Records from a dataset
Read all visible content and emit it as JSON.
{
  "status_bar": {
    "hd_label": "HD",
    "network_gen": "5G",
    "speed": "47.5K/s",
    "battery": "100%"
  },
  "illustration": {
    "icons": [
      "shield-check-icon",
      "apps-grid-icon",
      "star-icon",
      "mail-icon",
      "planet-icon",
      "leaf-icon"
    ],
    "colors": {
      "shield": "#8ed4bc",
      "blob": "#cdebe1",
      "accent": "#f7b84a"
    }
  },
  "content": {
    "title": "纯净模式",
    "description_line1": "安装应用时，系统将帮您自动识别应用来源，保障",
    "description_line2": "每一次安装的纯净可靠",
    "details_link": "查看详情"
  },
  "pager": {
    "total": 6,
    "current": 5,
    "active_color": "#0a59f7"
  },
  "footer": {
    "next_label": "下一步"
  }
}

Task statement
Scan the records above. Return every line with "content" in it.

Task solution
Read all visible content and emit it as JSON.
  "content": {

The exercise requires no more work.